*Your objective:* Skip the images and print the listing exactly.

*Supplied records:*
┏━━

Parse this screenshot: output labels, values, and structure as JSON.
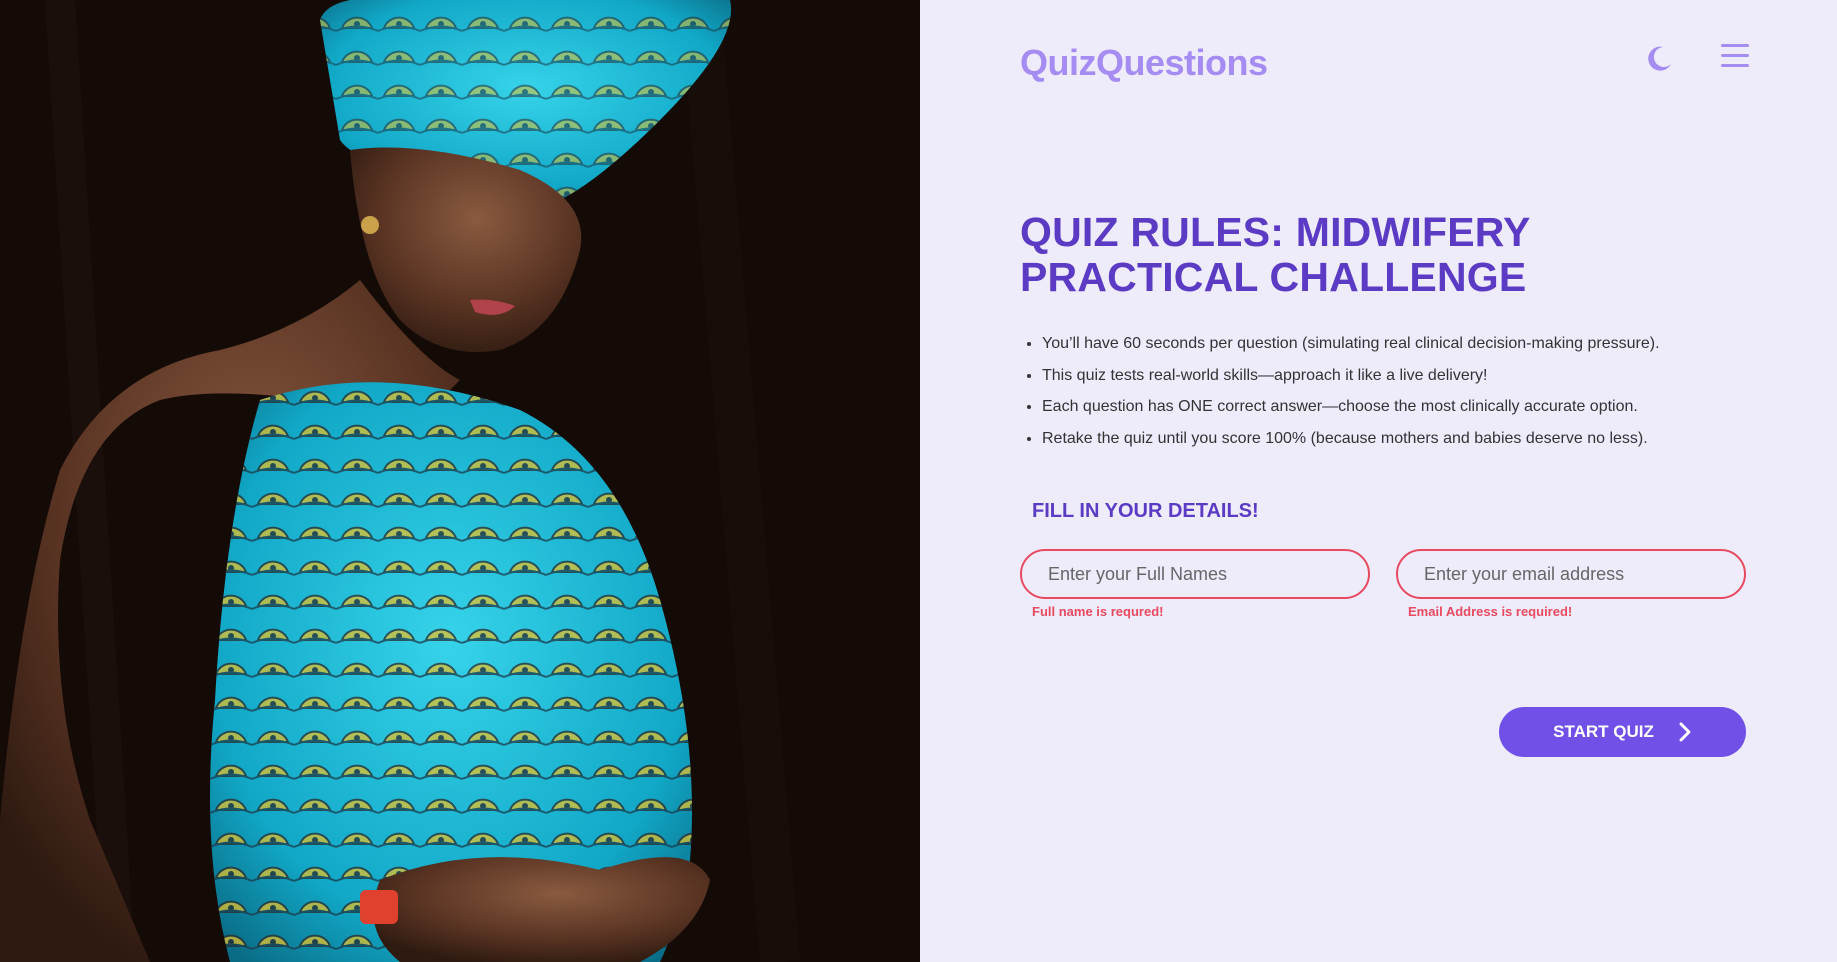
{
  "header": {
    "brand": "QuizQuestions",
    "theme_toggle_icon": "moon-icon",
    "menu_icon": "hamburger-icon"
  },
  "main": {
    "title": "QUIZ RULES: MIDWIFERY PRACTICAL CHALLENGE",
    "rules": [
      "You’ll have 60 seconds per question (simulating real clinical decision-making pressure).",
      "This quiz tests real-world skills—approach it like a live delivery!",
      "Each question has ONE correct answer—choose the most clinically accurate option.",
      "Retake the quiz until you score 100% (because mothers and babies deserve no less)."
    ],
    "details_heading": "FILL IN YOUR DETAILS!",
    "form": {
      "full_name": {
        "placeholder": "Enter your Full Names",
        "value": "",
        "error": "Full name is requred!"
      },
      "email": {
        "placeholder": "Enter your email address",
        "value": "",
        "error": "Email Address is required!"
      }
    },
    "start_button": {
      "label": "START QUIZ",
      "icon": "chevron-right-icon"
    }
  },
  "hero_image": {
    "subject": "pregnant-woman-photo"
  },
  "colors": {
    "brand": "#a58cf2",
    "heading": "#5b3bc4",
    "panel_background": "#eeebfb",
    "error": "#e84a5f",
    "button": "#7150e8"
  }
}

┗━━

*Task solution:*
Parse this screenshot: output labels, values, and structure as JSON.
{
  "header": {
    "brand": "QuizQuestions",
    "theme_toggle_icon": "moon-icon",
    "menu_icon": "hamburger-icon"
  },
  "main": {
    "title": "QUIZ RULES: MIDWIFERY PRACTICAL CHALLENGE",
    "rules": [
      "You’ll have 60 seconds per question (simulating real clinical decision-making pressure).",
      "This quiz tests real-world skills—approach it like a live delivery!",
      "Each question has ONE correct answer—choose the most clinically accurate option.",
      "Retake the quiz until you score 100% (because mothers and babies deserve no less)."
    ],
    "details_heading": "FILL IN YOUR DETAILS!",
    "form": {
      "full_name": {
        "placeholder": "Enter your Full Names",
        "value": "",
        "error": "Full name is requred!"
      },
      "email": {
        "placeholder": "Enter your email address",
        "value": "",
        "error": "Email Address is required!"
      }
    },
    "start_button": {
      "label": "START QUIZ",
      "icon": "chevron-right-icon"
    }
  },
  "hero_image": {
    "subject": "pregnant-woman-photo"
  },
  "colors": {
    "brand": "#a58cf2",
    "heading": "#5b3bc4",
    "panel_background": "#eeebfb",
    "error": "#e84a5f",
    "button": "#7150e8"
  }
}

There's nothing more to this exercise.